John McCain drastically mis-told a story about Dwight Eisenhower during last night’s debate. Referring to the famous note Ike wrote as the D-Day invasion was starting in which he took responsibility for failure if it did not succeed, McCain said that Ike had offered to resign if it failed. Wrong. Dead wrong. Yes, Ike took responsibility. But no, he did not offer to resign. Here is the text of the note: “Our landings in the Cherbourg-Havre area have failed to gain a satisfactory foothold and I have withdrawn the troops. My decision to attack at this time and place was based on the best information available. The troops, the air and the Navy did all that bravery and devotion to duty could do. If any blame or fault attaches to the attempt it is mine alone.”

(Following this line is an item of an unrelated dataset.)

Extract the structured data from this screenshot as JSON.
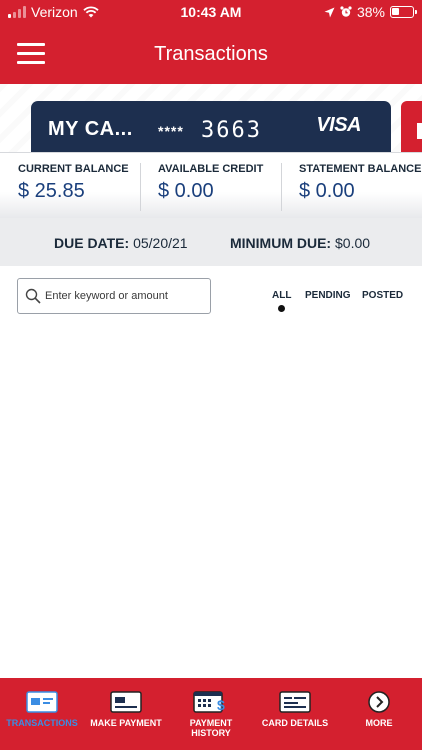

McCain used his story about Ike’s (nonexistent) offer to resign to defend his asinine call last week for SEC Chairman Chris Cox to be fired. His point was that whomever is in charge of a terrible failure should be man enough to take the fall for it. It is a good point — but a point badly applied. Chris Cox was no more “in charge” of the credit markets (especially Fannie and Feddie) than Ike was in charge of, say, the Iwo Jima landing (if Iwo Jima had gone badly instead of well). But Ike WAS in charge, directly in charge, and clearly the man ultimately responsible for, the D-Day landing in France. Yet even Ike, in his admirable note taking the blame for a potential failure that (thank goodness) did not happen, did not go so far as to resign or offer to do so. How, then, should Cox, whose oversight powers for the credit markets are purely voluntary (voluntary not by him but by the institutions to be overseen) and circumscribed, and whose oversight on Fannie and Freddie was nil, be fired? The parallel would not even have worked even if Ike HAD offered to resign. But the fact that Ike did NOT make such an offer actuallya rgues against McCain’s intended point — and shows McCain to have been reckless in desperately searching for a scapegoat.